# Task description
Return, from the data that follows, each line that holds the word "Iteration".

# Excerpts from an interface dataset
───

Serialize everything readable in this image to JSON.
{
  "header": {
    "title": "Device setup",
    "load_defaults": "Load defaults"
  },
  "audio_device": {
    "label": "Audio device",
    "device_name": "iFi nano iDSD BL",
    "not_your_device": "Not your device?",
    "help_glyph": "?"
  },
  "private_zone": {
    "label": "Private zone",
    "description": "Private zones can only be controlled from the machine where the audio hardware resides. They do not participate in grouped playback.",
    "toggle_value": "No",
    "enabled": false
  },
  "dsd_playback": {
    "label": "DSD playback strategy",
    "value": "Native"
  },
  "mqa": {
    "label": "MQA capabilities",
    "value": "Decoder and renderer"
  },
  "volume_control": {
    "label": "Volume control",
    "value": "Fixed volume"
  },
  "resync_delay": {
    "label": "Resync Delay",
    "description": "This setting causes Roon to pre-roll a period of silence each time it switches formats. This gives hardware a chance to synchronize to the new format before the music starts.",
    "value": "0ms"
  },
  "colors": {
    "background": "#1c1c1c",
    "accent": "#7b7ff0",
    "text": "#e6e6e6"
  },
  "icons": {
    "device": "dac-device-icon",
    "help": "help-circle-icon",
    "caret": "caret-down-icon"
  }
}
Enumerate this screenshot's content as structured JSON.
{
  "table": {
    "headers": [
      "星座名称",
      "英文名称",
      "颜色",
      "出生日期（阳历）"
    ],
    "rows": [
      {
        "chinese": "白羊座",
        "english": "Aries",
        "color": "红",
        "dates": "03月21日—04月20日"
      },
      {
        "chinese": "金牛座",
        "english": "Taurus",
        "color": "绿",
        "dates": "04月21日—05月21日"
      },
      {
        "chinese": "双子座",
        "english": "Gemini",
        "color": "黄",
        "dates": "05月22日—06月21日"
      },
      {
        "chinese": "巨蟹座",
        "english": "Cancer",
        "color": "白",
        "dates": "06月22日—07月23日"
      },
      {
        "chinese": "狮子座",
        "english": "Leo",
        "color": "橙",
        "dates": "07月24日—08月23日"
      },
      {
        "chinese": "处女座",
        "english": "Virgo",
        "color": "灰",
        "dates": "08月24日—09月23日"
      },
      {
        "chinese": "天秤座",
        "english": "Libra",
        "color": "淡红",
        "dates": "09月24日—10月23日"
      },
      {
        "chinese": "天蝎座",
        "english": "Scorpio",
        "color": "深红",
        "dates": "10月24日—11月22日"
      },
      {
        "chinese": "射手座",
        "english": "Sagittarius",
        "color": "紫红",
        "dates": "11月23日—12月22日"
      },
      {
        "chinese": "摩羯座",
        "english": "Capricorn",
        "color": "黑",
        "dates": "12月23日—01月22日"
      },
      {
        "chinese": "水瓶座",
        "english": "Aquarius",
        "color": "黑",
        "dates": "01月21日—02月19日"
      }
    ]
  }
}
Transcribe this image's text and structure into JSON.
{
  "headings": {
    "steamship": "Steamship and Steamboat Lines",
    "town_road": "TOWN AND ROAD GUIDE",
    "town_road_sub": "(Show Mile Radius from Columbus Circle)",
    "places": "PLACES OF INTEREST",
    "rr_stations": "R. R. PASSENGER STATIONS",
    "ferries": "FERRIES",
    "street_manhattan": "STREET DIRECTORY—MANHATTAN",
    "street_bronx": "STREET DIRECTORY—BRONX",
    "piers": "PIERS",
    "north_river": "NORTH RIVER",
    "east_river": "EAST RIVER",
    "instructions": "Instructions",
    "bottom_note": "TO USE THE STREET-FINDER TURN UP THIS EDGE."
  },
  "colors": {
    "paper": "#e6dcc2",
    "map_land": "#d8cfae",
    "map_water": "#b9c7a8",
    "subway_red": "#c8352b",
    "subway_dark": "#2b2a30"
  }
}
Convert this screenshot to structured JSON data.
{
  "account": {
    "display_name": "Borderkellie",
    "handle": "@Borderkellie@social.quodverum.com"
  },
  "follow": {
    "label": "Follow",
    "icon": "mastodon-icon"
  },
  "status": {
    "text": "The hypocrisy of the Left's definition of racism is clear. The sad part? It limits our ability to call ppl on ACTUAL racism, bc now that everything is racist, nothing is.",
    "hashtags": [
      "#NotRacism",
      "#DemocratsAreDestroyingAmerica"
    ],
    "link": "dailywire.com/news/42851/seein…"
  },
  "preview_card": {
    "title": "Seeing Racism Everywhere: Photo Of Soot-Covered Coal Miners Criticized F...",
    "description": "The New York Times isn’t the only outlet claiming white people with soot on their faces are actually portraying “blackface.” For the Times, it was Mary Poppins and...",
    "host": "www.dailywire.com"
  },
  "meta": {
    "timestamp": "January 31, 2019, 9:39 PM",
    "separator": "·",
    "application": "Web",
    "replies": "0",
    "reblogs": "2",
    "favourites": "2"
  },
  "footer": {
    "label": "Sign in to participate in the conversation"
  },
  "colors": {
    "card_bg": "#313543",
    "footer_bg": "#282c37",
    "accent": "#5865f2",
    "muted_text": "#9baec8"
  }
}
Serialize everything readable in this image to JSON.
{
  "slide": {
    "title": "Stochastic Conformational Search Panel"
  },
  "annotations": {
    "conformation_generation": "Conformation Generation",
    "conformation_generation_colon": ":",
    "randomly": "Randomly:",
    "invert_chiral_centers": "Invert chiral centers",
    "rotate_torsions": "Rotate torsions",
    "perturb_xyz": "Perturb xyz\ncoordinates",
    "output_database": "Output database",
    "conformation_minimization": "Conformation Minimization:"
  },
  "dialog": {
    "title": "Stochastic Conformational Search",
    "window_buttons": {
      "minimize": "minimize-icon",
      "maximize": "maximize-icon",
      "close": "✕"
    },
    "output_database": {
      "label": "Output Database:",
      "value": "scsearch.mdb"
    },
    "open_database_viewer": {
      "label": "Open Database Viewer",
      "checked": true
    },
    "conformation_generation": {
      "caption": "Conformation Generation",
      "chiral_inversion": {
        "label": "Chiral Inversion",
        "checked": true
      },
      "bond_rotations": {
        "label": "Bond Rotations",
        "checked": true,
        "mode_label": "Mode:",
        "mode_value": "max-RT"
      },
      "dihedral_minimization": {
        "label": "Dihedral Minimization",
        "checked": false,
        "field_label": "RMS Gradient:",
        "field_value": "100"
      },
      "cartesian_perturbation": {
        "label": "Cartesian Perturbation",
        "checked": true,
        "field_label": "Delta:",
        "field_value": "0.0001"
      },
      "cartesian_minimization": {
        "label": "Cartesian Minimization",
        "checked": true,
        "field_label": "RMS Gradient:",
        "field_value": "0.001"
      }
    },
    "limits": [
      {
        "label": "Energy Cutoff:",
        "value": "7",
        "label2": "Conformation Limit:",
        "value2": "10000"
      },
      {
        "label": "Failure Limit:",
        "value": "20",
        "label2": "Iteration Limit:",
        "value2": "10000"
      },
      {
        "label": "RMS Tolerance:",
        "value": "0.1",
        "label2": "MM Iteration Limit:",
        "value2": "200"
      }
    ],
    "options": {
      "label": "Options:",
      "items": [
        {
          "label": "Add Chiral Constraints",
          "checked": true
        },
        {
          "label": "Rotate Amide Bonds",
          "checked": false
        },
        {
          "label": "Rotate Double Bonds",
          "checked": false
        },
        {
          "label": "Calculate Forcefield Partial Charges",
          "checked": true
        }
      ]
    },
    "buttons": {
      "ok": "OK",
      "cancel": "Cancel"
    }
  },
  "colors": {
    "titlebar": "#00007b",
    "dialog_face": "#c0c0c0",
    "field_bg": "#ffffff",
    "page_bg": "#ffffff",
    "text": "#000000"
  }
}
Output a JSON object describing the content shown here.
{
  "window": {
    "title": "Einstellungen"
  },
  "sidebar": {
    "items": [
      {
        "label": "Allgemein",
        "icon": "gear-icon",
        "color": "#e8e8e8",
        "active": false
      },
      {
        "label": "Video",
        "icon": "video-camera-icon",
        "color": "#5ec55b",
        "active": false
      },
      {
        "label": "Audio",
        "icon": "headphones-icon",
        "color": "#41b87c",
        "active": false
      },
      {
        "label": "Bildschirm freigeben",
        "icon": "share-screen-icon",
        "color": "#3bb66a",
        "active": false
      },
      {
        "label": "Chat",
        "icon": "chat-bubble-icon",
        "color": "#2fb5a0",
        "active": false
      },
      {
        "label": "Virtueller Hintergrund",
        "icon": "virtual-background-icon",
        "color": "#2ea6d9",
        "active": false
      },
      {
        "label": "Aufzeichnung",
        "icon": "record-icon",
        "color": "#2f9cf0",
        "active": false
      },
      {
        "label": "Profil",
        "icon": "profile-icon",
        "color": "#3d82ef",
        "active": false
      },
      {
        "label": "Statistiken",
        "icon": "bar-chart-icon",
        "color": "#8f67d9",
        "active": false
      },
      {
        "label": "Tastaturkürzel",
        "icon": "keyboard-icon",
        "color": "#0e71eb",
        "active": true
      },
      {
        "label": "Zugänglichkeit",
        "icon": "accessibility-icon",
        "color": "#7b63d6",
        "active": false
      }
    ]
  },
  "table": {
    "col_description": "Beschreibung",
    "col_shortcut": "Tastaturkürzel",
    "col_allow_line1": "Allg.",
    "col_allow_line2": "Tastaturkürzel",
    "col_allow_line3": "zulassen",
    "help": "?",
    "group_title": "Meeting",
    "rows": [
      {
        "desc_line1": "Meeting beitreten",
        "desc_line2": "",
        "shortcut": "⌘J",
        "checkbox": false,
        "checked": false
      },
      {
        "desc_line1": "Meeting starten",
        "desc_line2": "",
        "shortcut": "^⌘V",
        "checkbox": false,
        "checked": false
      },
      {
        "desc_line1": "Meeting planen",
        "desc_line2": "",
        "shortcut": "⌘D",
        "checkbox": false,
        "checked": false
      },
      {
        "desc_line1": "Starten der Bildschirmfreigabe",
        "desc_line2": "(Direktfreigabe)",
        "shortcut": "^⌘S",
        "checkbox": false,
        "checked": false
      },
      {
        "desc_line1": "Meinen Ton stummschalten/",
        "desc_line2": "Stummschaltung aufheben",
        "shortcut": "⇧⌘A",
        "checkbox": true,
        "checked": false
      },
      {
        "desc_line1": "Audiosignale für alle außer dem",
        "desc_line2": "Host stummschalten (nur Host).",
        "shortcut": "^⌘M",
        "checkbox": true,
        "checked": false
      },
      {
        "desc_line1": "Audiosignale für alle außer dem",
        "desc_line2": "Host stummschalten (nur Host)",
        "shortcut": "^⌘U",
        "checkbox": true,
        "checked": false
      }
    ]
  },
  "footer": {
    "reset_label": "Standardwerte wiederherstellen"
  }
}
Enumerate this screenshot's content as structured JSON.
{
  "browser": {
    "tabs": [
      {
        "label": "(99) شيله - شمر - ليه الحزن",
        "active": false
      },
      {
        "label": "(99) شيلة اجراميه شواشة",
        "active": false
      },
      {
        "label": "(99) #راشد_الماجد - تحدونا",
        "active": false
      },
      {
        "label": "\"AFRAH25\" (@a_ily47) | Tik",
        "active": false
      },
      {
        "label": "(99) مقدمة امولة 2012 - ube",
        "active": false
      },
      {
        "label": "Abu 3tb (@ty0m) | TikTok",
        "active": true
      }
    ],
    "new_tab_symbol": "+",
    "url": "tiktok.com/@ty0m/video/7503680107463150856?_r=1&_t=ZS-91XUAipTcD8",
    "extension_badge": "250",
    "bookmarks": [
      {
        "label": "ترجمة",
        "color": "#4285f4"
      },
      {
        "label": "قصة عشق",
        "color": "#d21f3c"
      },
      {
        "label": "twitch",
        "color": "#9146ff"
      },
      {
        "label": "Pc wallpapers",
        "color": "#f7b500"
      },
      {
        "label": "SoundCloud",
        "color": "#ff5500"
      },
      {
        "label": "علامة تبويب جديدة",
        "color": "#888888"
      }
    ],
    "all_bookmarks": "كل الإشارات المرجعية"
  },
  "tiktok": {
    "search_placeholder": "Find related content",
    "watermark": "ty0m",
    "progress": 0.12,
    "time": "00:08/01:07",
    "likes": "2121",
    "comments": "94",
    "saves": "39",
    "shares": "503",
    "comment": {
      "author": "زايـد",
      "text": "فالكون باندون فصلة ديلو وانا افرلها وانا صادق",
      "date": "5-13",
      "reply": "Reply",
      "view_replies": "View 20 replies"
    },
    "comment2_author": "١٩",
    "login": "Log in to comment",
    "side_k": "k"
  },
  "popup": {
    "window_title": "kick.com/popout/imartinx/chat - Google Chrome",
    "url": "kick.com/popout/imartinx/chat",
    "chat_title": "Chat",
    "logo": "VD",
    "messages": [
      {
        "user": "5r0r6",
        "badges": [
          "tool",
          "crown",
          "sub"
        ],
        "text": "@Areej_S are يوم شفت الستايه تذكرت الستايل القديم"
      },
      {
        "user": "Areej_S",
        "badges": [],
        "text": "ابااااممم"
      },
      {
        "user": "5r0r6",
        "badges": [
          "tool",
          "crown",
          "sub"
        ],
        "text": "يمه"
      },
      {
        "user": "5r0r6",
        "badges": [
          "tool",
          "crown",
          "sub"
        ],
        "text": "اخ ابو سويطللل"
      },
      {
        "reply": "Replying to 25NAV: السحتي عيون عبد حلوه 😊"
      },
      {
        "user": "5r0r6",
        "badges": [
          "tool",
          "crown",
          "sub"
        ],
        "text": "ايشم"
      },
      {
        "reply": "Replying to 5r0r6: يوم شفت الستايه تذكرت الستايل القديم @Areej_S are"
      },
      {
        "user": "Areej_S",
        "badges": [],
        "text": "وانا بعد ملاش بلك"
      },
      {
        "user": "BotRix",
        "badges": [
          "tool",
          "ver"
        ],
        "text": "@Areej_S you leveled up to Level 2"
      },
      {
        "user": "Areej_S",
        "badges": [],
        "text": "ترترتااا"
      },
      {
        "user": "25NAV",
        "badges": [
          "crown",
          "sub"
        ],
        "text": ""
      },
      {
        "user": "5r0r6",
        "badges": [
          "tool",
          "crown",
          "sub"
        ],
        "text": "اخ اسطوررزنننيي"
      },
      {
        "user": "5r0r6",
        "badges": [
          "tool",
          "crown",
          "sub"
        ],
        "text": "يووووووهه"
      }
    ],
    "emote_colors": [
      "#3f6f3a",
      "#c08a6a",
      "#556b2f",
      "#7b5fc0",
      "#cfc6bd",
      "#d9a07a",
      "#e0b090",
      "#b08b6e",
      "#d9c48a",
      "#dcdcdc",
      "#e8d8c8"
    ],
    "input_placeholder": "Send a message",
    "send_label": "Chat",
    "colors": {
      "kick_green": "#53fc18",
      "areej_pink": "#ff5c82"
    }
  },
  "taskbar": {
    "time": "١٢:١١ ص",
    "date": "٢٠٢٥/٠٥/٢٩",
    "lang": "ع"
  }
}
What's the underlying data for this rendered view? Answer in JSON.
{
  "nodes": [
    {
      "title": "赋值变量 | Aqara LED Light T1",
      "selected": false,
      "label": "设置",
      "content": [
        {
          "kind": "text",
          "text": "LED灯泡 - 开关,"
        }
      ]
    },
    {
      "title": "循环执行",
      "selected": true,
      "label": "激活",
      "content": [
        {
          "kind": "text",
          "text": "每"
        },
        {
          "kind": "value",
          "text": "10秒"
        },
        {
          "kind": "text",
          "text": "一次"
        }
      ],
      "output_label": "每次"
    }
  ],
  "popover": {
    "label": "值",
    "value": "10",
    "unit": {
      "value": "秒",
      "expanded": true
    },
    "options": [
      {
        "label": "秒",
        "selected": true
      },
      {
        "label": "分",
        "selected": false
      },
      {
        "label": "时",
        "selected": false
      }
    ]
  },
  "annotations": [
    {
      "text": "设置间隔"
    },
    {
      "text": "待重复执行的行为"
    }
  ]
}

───

# Answer to this task
        "label2": "Iteration Limit:",
        "label2": "MM Iteration Limit:",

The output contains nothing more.